- Cover your hot tub tightly when you are not using it. Your child should not be able to open the hot tub cover.
- Check for water hazards near your home, such as ditches, sewage lagoons, rivers and ponds. Do whatever possible to keep your child safe from the water. For example, if you have a water hazard on your property such as a pond, put a high fence around it so that your child cannot reach it.
- If you have a child under five, do not choose a vacation cottage or campsite that is right on the water.
- Children learn to swim at different ages. Your child always needs close adult supervision when he or she is swimming or playing in water.
- Swimming and water safety lessons are important and useful. A good swimming program will teach water safety as well as swimming skills. Check with your local Parks and Recreation department for information on courses in your area.
- Swimming lessons will not necessarily protect your child from drowning. Do not assume that your child will be able to swim without your supervision.
- Hold on to your baby at all times in the water.
- Do not use floating toys such as inner tubes or water wings in water that is deeper that your child’s knees. They give your child a false sense of security.
If you have a swimming pool, make sure that:
- it is completely surrounded by a fence
- check local by-laws for height requirements of the pool fencing. For example, in Stratford, a pool fence must be at least 1.5 metres (5 feet) high
- the fence has a self-closing, self-latching gate
- there is a wireless telephone nearby
- safety equipment is close by, such as a life ring, rope, personal floatation device
- at least one member of your family is trained in first aid and cardiopulmonary resuscitation (CPR).
Personal Floatation Devices
- Make sure your child wears a personal floatation device at all times when he or she is in a boat or on a dock. Check the label to make sure that it is the right size for your child. The personal floatation device should also have a label that says it meets Canadian safety standards.

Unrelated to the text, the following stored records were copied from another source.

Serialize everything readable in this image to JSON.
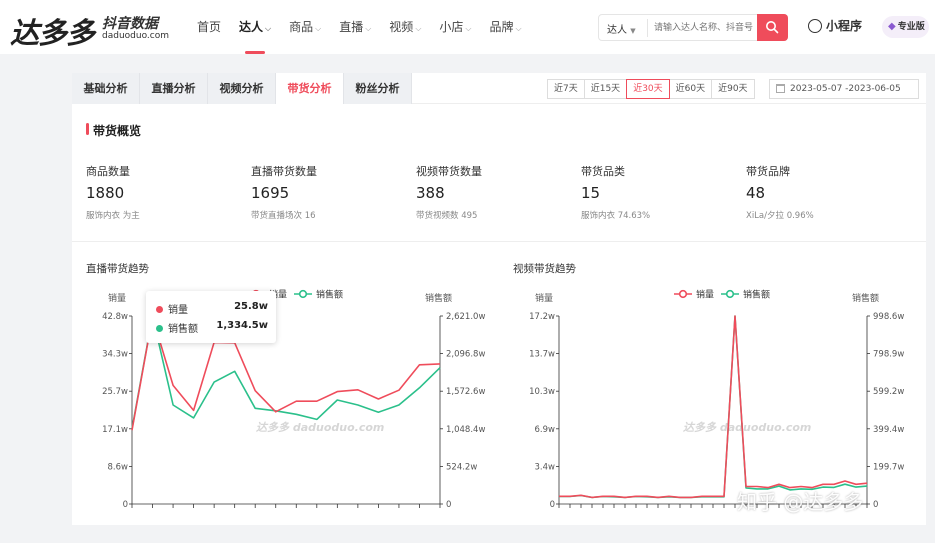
{
  "brand": {
    "logo": "达多多",
    "subtitle": "抖音数据",
    "domain": "daduoduo.com"
  },
  "nav": [
    {
      "label": "首页",
      "dropdown": false
    },
    {
      "label": "达人",
      "dropdown": true,
      "active": true
    },
    {
      "label": "商品",
      "dropdown": true
    },
    {
      "label": "直播",
      "dropdown": true
    },
    {
      "label": "视频",
      "dropdown": true
    },
    {
      "label": "小店",
      "dropdown": true
    },
    {
      "label": "品牌",
      "dropdown": true
    }
  ],
  "search": {
    "type": "达人",
    "placeholder": "请输入达人名称、抖音号"
  },
  "mini_program": "小程序",
  "pro": "专业版",
  "tabs": [
    "基础分析",
    "直播分析",
    "视频分析",
    "带货分析",
    "粉丝分析"
  ],
  "active_tab": "带货分析",
  "ranges": [
    "近7天",
    "近15天",
    "近30天",
    "近60天",
    "近90天"
  ],
  "active_range": "近30天",
  "date_range": "2023-05-07  -2023-06-05",
  "section_title": "带货概览",
  "stats": [
    {
      "label": "商品数量",
      "value": "1880",
      "sub": "服饰内衣 为主"
    },
    {
      "label": "直播带货数量",
      "value": "1695",
      "sub": "带货直播场次 16"
    },
    {
      "label": "视频带货数量",
      "value": "388",
      "sub": "带货视频数 495"
    },
    {
      "label": "带货品类",
      "value": "15",
      "sub": "服饰内衣 74.63%"
    },
    {
      "label": "带货品牌",
      "value": "48",
      "sub": "XiLa/夕拉 0.96%"
    }
  ],
  "colors": {
    "sales_volume": "#ef4c5b",
    "sales_amount": "#2bc08b",
    "accent": "#ef4c5b"
  },
  "tooltip": {
    "rows": [
      {
        "label": "销量",
        "value": "25.8w"
      },
      {
        "label": "销售额",
        "value": "1,334.5w"
      }
    ]
  },
  "watermark": "知乎 @达多多",
  "chart_watermark": "达多多 daduoduo.com",
  "chart_data": [
    {
      "type": "line",
      "title": "直播带货趋势",
      "legend": [
        "销量",
        "销售额"
      ],
      "left_axis_label": "销量",
      "right_axis_label": "销售额",
      "left_ticks": [
        "0",
        "8.6w",
        "17.1w",
        "25.7w",
        "34.3w",
        "42.8w"
      ],
      "right_ticks": [
        "0",
        "524.2w",
        "1,048.4w",
        "1,572.6w",
        "2,096.8w",
        "2,621.0w"
      ],
      "left_ylim": [
        0,
        42.8
      ],
      "right_ylim": [
        0,
        2621.0
      ],
      "n_points": 16,
      "series": [
        {
          "name": "销量",
          "axis": "left",
          "values": [
            16.8,
            42.6,
            27.0,
            21.3,
            36.8,
            36.7,
            25.8,
            21.0,
            23.4,
            23.4,
            25.6,
            26.0,
            23.9,
            25.9,
            31.7,
            31.9
          ]
        },
        {
          "name": "销售额",
          "axis": "right",
          "values": [
            1048,
            2621,
            1380,
            1200,
            1700,
            1850,
            1334.5,
            1300,
            1250,
            1180,
            1450,
            1380,
            1280,
            1380,
            1620,
            1900
          ]
        }
      ]
    },
    {
      "type": "line",
      "title": "视频带货趋势",
      "legend": [
        "销量",
        "销售额"
      ],
      "left_axis_label": "销量",
      "right_axis_label": "销售额",
      "left_ticks": [
        "0",
        "3.4w",
        "6.9w",
        "10.3w",
        "13.7w",
        "17.2w"
      ],
      "right_ticks": [
        "0",
        "199.7w",
        "399.4w",
        "599.2w",
        "798.9w",
        "998.6w"
      ],
      "left_ylim": [
        0,
        17.2
      ],
      "right_ylim": [
        0,
        998.6
      ],
      "n_points": 29,
      "series": [
        {
          "name": "销量",
          "axis": "left",
          "values": [
            0.7,
            0.7,
            0.8,
            0.6,
            0.7,
            0.7,
            0.6,
            0.7,
            0.7,
            0.6,
            0.7,
            0.6,
            0.6,
            0.7,
            0.7,
            0.7,
            17.2,
            1.6,
            1.6,
            1.5,
            1.8,
            1.5,
            1.6,
            1.5,
            1.8,
            1.8,
            2.1,
            1.8,
            1.9
          ]
        },
        {
          "name": "销售额",
          "axis": "right",
          "values": [
            40,
            40,
            45,
            35,
            40,
            38,
            35,
            40,
            38,
            35,
            38,
            35,
            35,
            38,
            38,
            38,
            998.6,
            85,
            80,
            80,
            95,
            75,
            80,
            78,
            90,
            88,
            105,
            90,
            95
          ]
        }
      ]
    }
  ]
}
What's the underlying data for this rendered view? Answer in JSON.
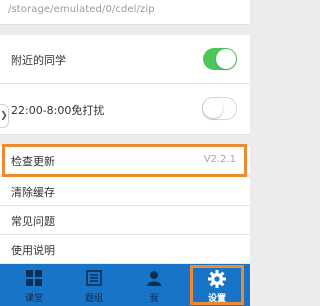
{
  "path": {
    "text": "/storage/emulated/0/cdel/zip"
  },
  "settings": {
    "nearby_label": "附近的同学",
    "nearby_on": true,
    "dnd_label": "22:00-8:00免打扰",
    "dnd_on": false,
    "check_update_label": "检查更新",
    "version": "V2.2.1",
    "clear_cache_label": "清除缓存",
    "faq_label": "常见问题",
    "help_label": "使用说明"
  },
  "tabs": [
    {
      "label": "课堂",
      "icon": "grid-icon"
    },
    {
      "label": "题组",
      "icon": "document-icon"
    },
    {
      "label": "我",
      "icon": "person-icon"
    },
    {
      "label": "设置",
      "icon": "gear-icon",
      "active": true
    }
  ],
  "colors": {
    "accent": "#1874c6",
    "toggle_on": "#4cc85a",
    "highlight": "#f08a2e"
  }
}
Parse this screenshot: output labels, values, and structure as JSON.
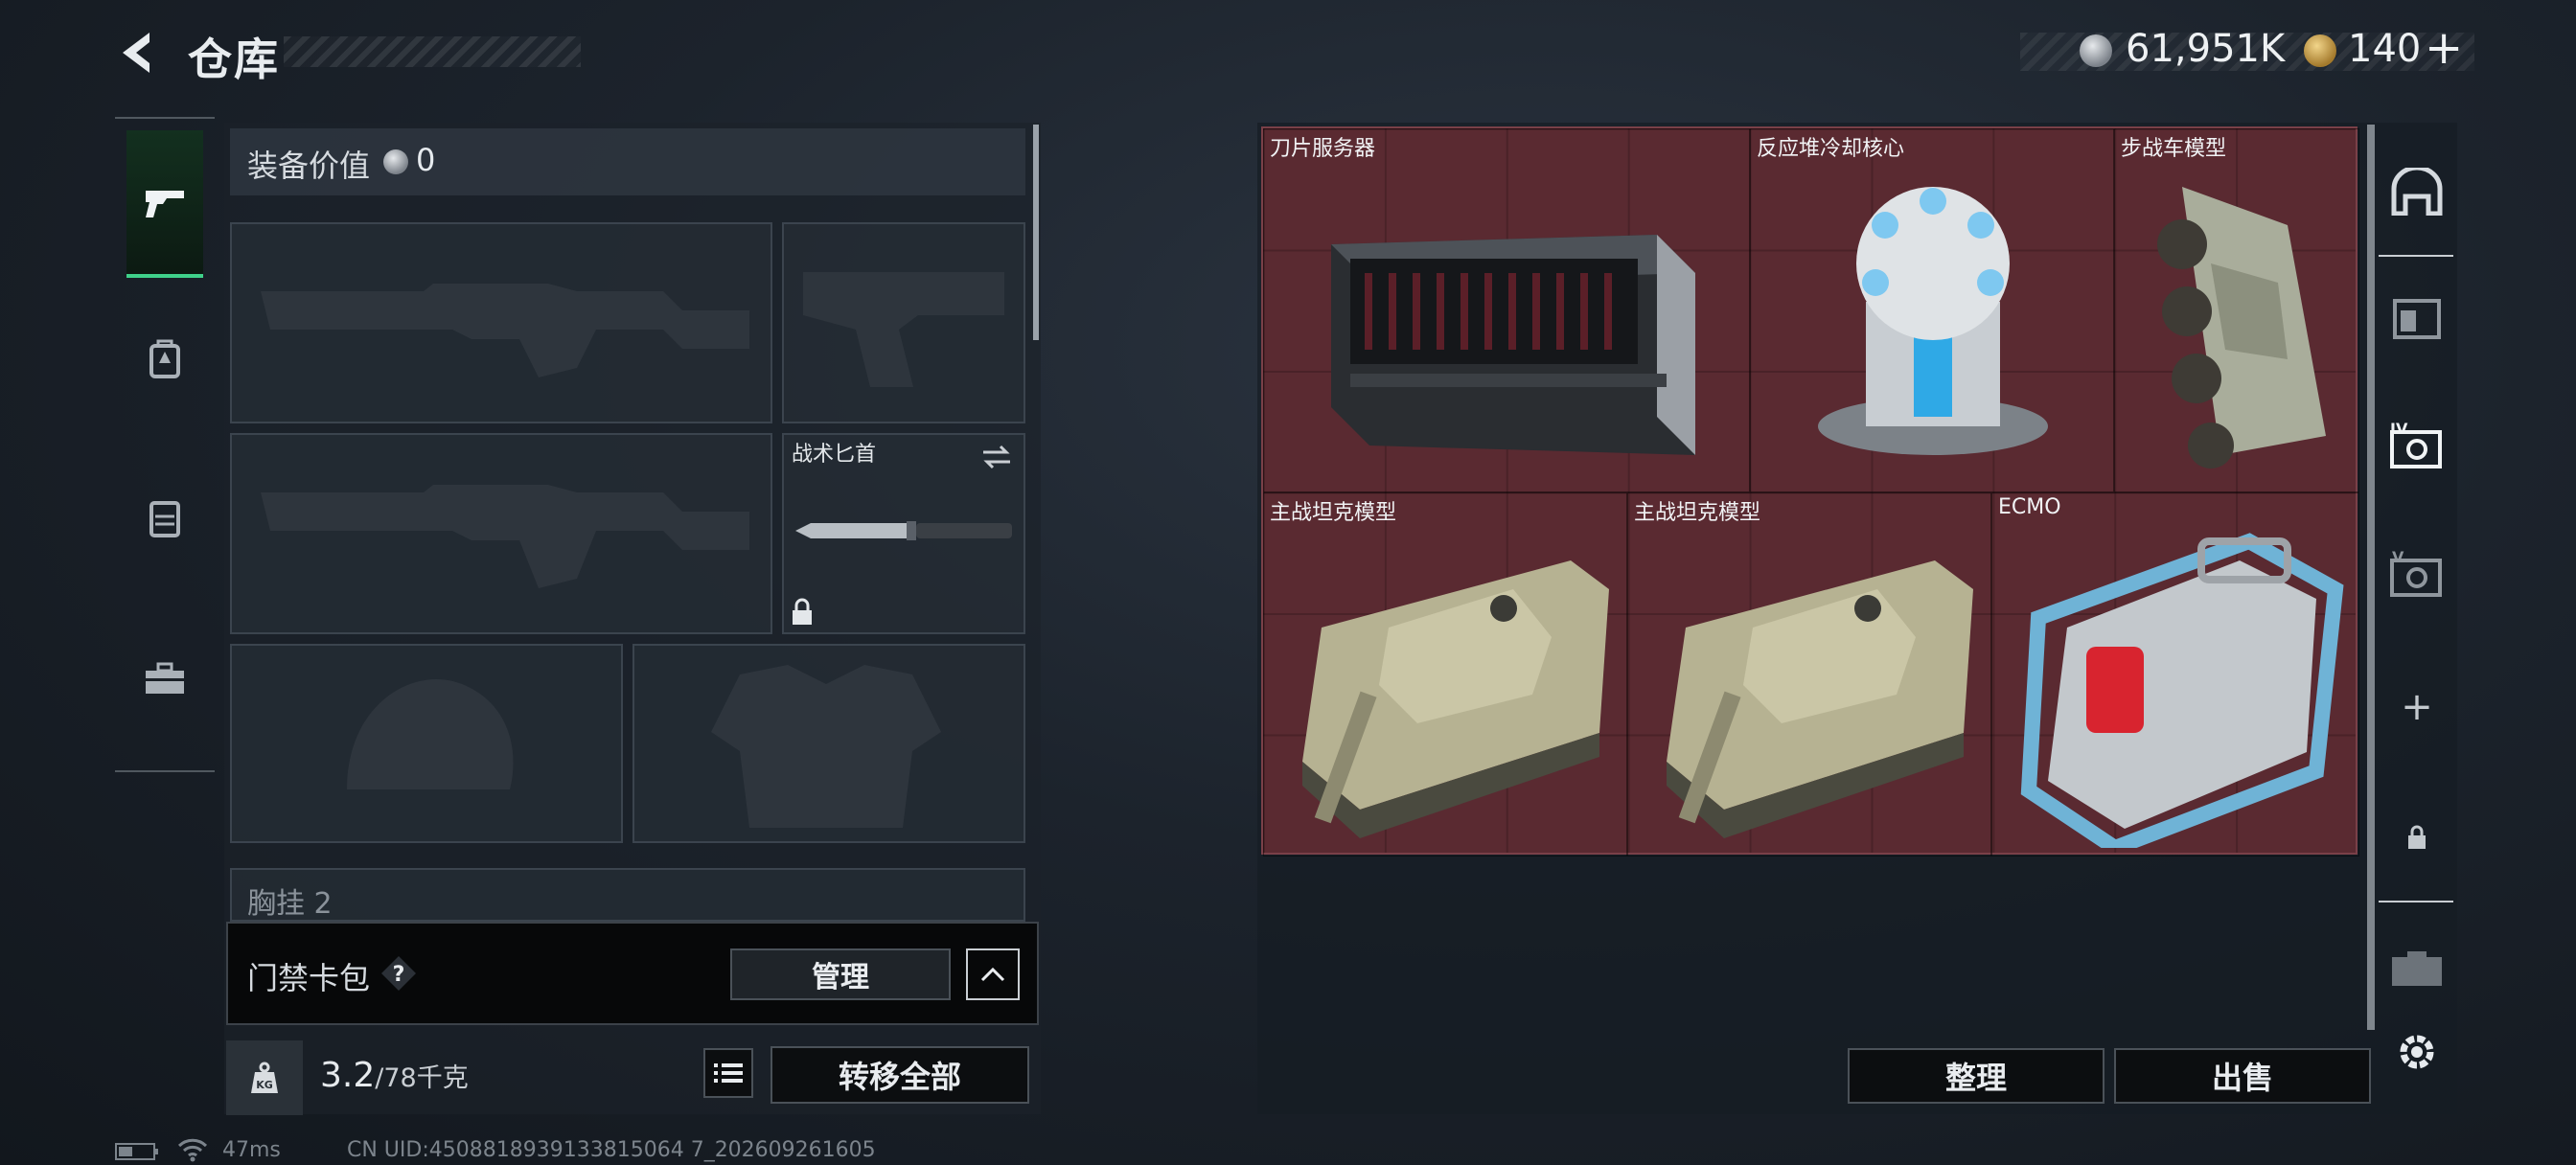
{
  "header": {
    "title": "仓库",
    "silver_amount": "61,951K",
    "gold_amount": "140",
    "plus_label": "+"
  },
  "equipment": {
    "value_label": "装备价值",
    "value": "0",
    "knife_slot_label": "战术匕首",
    "chest_slot_label": "胸挂",
    "chest_slot_count": "2"
  },
  "keycard": {
    "label": "门禁卡包",
    "help_label": "?",
    "manage_label": "管理"
  },
  "footer_left": {
    "weight_value": "3.2",
    "weight_capacity": "/78千克",
    "weight_icon_text": "KG",
    "transfer_all_label": "转移全部"
  },
  "storage": {
    "items": [
      {
        "name": "刀片服务器"
      },
      {
        "name": "反应堆冷却核心"
      },
      {
        "name": "步战车模型"
      },
      {
        "name": "主战坦克模型"
      },
      {
        "name": "主战坦克模型"
      },
      {
        "name": "ECMO"
      }
    ],
    "sort_label": "整理",
    "sell_label": "出售",
    "tab_iv": "IV",
    "tab_v": "V"
  },
  "status_bar": {
    "ping": "47ms",
    "uid": "CN UID:4508818939133815064 7_202609261605"
  },
  "colors": {
    "accent_green": "#3fd18a",
    "item_grid_bg": "#5a2a31"
  }
}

- For extra safety, put your child in a personal floatation device every time he or she is near water – at the beach, on a dock or by swimming pools.